Social distancing orders have been implemented as a means to help mitigate the spread of coronavirus. This has affected everyone as we attempt to go about our daily lives whether it be simply heading to the grocery store or trying to partake in religious services.
This has especially affected both the Jewish and Christian communities as the virus has hit amidst both Passover and Easter. Despite the fact that we need to do our part to socially distance ourselves from one another, there are means by which we can still try and keep some semblance of normalcy. The obvious way to do this is through video chats using software like Zoom video conferencing and Facetime on Apple products.
Church Services Continue at a Safe Distance
Another group of individuals came up with an ingenious idea to hold a drive in church service on Easter Sunday. One would think this is a harmless way for parishioners to gather while safely keeping their distance from one another.
Apparently the police felt otherwise as they swarmed King James Bible Baptist Church in Greenville, MS. to break up the harmless church service. Also, notice how many of the officers in the video aren’t abiding by the social distancing guidelines.
As the Washington Times reports, Temple Baptist Church is suing Greenville, Mississippi’s city government and mayor for busting up its “drive-in” church service:
Police officers issued $500 fines this week to drive-in churchgoers whose service required churchgoers stay inside their cars with their windows rolled up while listening to an FM radio station broadcast a sermon and music.
The church contends its congregation was following the orders imposed by Mississippi Gov. Tate Reeves and Greenville Mayor Errick Simmons enforcing social-distancing restrictions to fight coronavirus.
Alliance Defending Freedom, a Christian nonprofit law firm focused on religious and civil liberties, is filing a lawsuit requesting a federal court enact a temporary restraining order and permanent injunction against Greenville from enforcing the church-closure order. ADF’s request for an urgent injunction is to allow the churchgoers to worship from their cars on the coming Easter Sunday holiday.
“If allows waiting in the car at Sonic it should permit a drivethru Easter service,” tweeted Kristen Waggoner, ADF senior vice president and counsel for Trinity Baptist Church, about the city’s action. “Safety is critical. So is following the Constitution. First Amendment isn’t completely suspended nor does have unlimited authority to target churches however they please. There are limits.”

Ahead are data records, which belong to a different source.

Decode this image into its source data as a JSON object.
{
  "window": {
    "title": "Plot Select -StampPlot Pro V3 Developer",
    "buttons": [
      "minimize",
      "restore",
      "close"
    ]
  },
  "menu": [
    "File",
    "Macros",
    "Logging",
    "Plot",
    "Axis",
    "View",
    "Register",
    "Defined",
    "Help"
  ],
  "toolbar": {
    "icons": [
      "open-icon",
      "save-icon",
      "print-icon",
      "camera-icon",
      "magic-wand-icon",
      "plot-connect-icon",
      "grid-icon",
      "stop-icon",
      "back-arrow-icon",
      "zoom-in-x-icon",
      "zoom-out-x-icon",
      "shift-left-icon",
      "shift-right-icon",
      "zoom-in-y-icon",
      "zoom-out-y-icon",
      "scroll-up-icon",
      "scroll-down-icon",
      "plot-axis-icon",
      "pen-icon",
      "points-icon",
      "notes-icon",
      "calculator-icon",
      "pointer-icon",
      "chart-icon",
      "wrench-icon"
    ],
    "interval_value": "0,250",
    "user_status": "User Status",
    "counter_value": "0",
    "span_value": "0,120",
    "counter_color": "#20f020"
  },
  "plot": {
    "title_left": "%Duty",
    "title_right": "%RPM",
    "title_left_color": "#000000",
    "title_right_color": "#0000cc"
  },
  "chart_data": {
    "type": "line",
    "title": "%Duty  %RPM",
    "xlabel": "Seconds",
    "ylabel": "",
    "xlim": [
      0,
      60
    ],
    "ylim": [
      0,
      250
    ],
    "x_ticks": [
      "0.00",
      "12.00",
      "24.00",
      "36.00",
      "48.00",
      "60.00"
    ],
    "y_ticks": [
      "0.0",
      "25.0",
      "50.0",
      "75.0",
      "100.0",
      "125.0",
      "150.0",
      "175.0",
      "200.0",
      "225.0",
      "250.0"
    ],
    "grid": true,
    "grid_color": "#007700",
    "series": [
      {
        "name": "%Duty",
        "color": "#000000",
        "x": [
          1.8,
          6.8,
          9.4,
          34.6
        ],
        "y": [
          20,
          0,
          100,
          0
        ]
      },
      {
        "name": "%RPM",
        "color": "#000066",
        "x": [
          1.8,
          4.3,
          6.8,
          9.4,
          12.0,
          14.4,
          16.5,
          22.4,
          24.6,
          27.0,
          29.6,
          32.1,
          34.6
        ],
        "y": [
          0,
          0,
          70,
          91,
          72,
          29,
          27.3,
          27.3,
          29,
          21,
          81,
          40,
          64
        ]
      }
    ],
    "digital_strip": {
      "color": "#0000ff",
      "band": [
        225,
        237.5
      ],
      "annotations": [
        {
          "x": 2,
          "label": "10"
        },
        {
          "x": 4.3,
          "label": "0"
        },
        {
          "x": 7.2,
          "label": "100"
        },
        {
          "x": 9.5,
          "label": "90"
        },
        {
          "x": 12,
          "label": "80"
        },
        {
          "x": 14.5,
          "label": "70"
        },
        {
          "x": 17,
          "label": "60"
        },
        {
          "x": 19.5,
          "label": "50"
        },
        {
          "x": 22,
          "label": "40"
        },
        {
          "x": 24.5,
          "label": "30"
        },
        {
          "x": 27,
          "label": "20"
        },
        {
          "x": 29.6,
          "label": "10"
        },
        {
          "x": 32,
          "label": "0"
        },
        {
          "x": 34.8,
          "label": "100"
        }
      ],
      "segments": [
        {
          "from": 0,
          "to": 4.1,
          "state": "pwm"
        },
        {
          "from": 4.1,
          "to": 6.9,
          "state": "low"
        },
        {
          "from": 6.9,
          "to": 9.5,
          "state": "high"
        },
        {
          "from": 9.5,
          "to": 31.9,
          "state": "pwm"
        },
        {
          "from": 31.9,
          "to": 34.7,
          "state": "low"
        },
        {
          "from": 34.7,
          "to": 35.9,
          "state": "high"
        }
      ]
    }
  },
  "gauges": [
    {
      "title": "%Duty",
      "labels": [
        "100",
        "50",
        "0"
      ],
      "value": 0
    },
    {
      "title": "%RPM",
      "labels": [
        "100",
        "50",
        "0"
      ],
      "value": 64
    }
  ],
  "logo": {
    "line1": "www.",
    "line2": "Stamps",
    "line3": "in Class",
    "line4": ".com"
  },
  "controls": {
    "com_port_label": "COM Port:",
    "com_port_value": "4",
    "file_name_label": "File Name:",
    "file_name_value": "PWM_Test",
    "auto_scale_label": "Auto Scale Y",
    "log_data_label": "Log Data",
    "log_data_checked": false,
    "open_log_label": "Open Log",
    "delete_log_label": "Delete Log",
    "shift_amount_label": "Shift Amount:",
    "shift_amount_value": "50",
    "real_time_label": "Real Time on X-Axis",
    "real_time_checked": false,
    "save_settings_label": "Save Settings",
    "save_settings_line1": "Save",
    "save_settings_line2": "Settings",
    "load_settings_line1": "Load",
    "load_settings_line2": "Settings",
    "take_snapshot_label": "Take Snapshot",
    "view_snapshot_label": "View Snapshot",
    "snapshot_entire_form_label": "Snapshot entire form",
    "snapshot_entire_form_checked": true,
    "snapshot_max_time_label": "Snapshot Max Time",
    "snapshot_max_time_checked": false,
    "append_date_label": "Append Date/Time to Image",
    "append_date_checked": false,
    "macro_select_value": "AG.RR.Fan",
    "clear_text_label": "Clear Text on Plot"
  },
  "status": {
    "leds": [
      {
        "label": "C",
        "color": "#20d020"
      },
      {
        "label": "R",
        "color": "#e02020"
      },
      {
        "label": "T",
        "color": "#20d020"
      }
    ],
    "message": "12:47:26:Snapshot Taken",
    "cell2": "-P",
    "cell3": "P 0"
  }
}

While it is essential we keep our distance to help avoid spreading coronavirus, this clearly crosses the line. There is a delicate balance between common sense measure to protect the citizenry from getting sick and infringing on our first amendment right. The right to freedom of religion is an essential backbone of our republic and we need to keep government in check as they are clearly testing the boundaries.